Santorum's shot from the hip about the Old West goes awry

One-time presidential candidate Rick Santorum asserted that gun crimes were low in the Old West because people had the right to carry guns. He actually has the story backward.

"Carrying of guns within the city limits of a frontier town was generally prohibited. Laws barring people from carrying weapons were commonplace, from Dodge City to Tombstone," said professor Adam Winkler, a at UCLA's School of Law.

The result was that, by contemporary standards, gun homicides were relatively rare. In cattle towns such as Tombstone or Dodge City, the average number of homicides was only 1.5 or 2 a year. In towns without such limits, the murder rate (or, as Santorum put it, "gun crimes") was significantly higher.

Cheney misses this time

In an interview on Fox News, former Vice President Dick Cheney went too far with his claim that President Barack Obama "has stated repeatedly the terrorist threat is gone." Obama has declared al-Qaida to be "on the run," "decimated" and "on their heels" - all phrases used by Cheney or, President George W. Bush, to describe al-Qaida. But Obama and Bush typically followed up those declarations with warnings that terrorism remains a threat, not only from al-Qaida but its affiliates and other extremists.

Factcheck found no evidence of Obama saying the threat of terrorism is "gone"- let alone "repeatedly" saying it. Obama warned in his speech announcing the killing of Osama bin Laden, that the U.S. needs to "remain vigilant" because "al-Qaida will continue to pursue attacks against us."

Hits and misses in 'Hard Choices'

Politifact has checked parts of Hard Choices, Clinton's memoir of her time as Secretary of State. Clinton correctly wrote, "the U.S. military footprint in Africa is nearly nonexistent."

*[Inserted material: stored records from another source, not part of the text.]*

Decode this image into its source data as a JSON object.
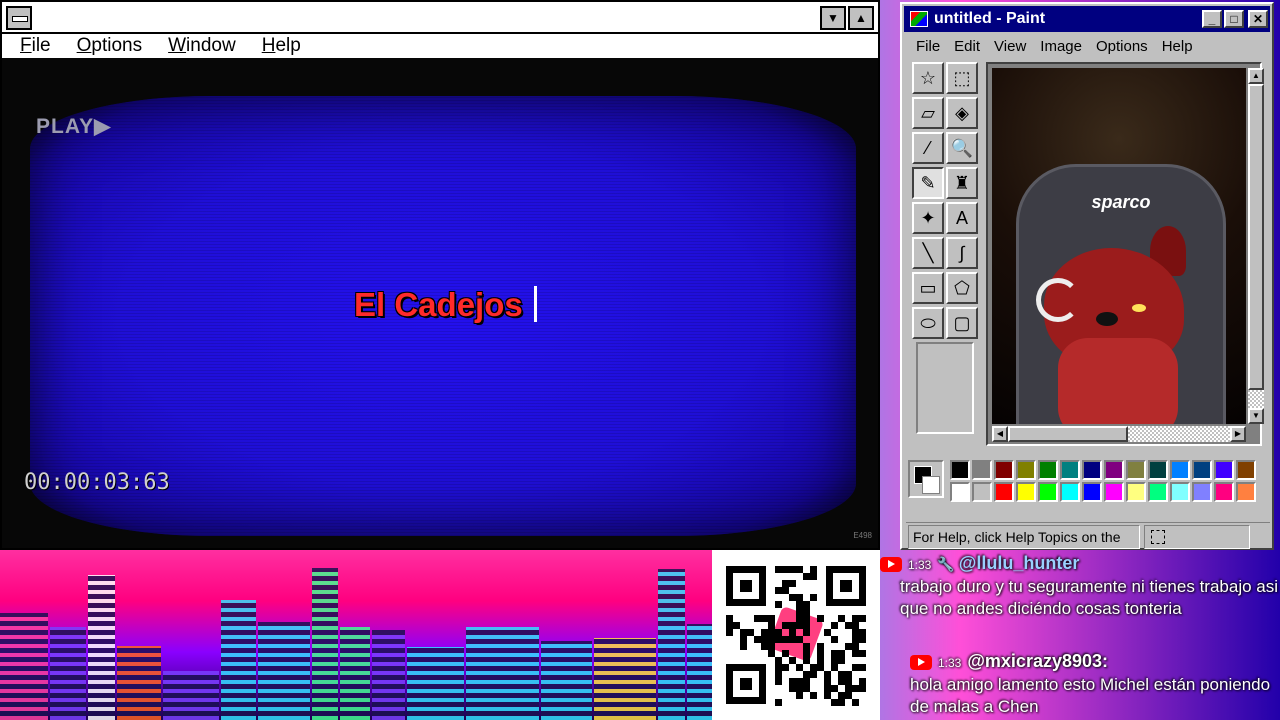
{
  "player": {
    "title": "",
    "menu": [
      "File",
      "Options",
      "Window",
      "Help"
    ],
    "minimize_glyph": "▼",
    "maximize_glyph": "▲",
    "video": {
      "play_label": "PLAY▶",
      "title_text": "El Cadejos",
      "timecode": "00:00:03:63",
      "corner_mark": "E498"
    }
  },
  "paint": {
    "title": "untitled - Paint",
    "menu": [
      "File",
      "Edit",
      "View",
      "Image",
      "Options",
      "Help"
    ],
    "window_buttons": {
      "minimize": "_",
      "maximize": "□",
      "close": "✕"
    },
    "tools": [
      {
        "name": "free-select-icon",
        "glyph": "☆"
      },
      {
        "name": "rect-select-icon",
        "glyph": "⬚"
      },
      {
        "name": "eraser-icon",
        "glyph": "▱"
      },
      {
        "name": "fill-bucket-icon",
        "glyph": "◈"
      },
      {
        "name": "eyedropper-icon",
        "glyph": "⁄"
      },
      {
        "name": "magnifier-icon",
        "glyph": "🔍"
      },
      {
        "name": "pencil-icon",
        "glyph": "✎"
      },
      {
        "name": "brush-icon",
        "glyph": "♜"
      },
      {
        "name": "airbrush-icon",
        "glyph": "✦"
      },
      {
        "name": "text-icon",
        "glyph": "A"
      },
      {
        "name": "line-icon",
        "glyph": "╲"
      },
      {
        "name": "curve-icon",
        "glyph": "∫"
      },
      {
        "name": "rectangle-icon",
        "glyph": "▭"
      },
      {
        "name": "polygon-icon",
        "glyph": "⬠"
      },
      {
        "name": "ellipse-icon",
        "glyph": "⬭"
      },
      {
        "name": "rounded-rect-icon",
        "glyph": "▢"
      }
    ],
    "active_tool": "pencil-icon",
    "canvas_label": "sparco",
    "palette_top": [
      "#000000",
      "#808080",
      "#800000",
      "#808000",
      "#008000",
      "#008080",
      "#000080",
      "#800080",
      "#808040",
      "#004040",
      "#0080ff",
      "#004080",
      "#4000ff",
      "#804000"
    ],
    "palette_bottom": [
      "#ffffff",
      "#c0c0c0",
      "#ff0000",
      "#ffff00",
      "#00ff00",
      "#00ffff",
      "#0000ff",
      "#ff00ff",
      "#ffff80",
      "#00ff80",
      "#80ffff",
      "#8080ff",
      "#ff0080",
      "#ff8040"
    ],
    "foreground": "#000000",
    "background": "#ffffff",
    "status": "For Help, click Help Topics on the"
  },
  "chat": [
    {
      "platform": "youtube-icon",
      "time": "1:33",
      "user": "@llulu_hunter",
      "text": "trabajo duro y tu seguramente ni tienes trabajo asi que no andes diciéndo cosas tonteria"
    },
    {
      "platform": "youtube-icon",
      "time": "1:33",
      "user": "@mxicrazy8903:",
      "text": "hola amigo lamento esto Michel están poniendo de malas a Chen"
    }
  ]
}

There is a military presence in Africa, but it's limited to one base with little combat infrastructure, and it's commanded from a location that is not even located on the continent in response Republican criticism of the administrations response to the Benghazi incident.

Clinton said that "dozens of senior terrorists had been taken off the battlefield" by drones. While it's difficult to find a definitive number just using publicly available evidence, even a conservative estimate using credible accounts is enough to rate her claim True.

Hillary Clinton said she and Bill were in debt and dead broke when they left the White House. The public record shows that they possibly had more liabilities than assets, but it doesn't show that conclusively.

More important, a balance sheet does not tell the full story, and the experts Politifact reached said the Clintons' earning potential had a real economic value that the financial sector traditionally acknowledges and is willing to bank on. Politifact rates her claim Mostly False.

Coal fires EPA debate

Sen. Mitch McConnell said EPA administrator Gina McCarthy "conceded that a war on coal is quote 'exactly what it is.'" The EPA administrator said a war on coal is quote "exactly what this is." McCarthy conversation was "Bill Maher: Last week (the administration) announced, I think it was called the 'Clean Power Program.' Some people called it a war on coal. I hope it is a war on coal. Is it? McCarthy: Actually, EPA is all about fighting against pollution and fighting for public health. That's exactly what this is."McCarthy certainly would have made things easier with a declarative "no."

The failure to say those words let people interpret her comments as they wanted. While her remarks are open to interpretation, McConnell (and others) were too quick to assume the most extreme interpretation.

Now that she has firmly denied it, yet again, this so-called gaffe should be relegated to the dustbin of history.

Chip Tuthill lives in Mancos. Websites used: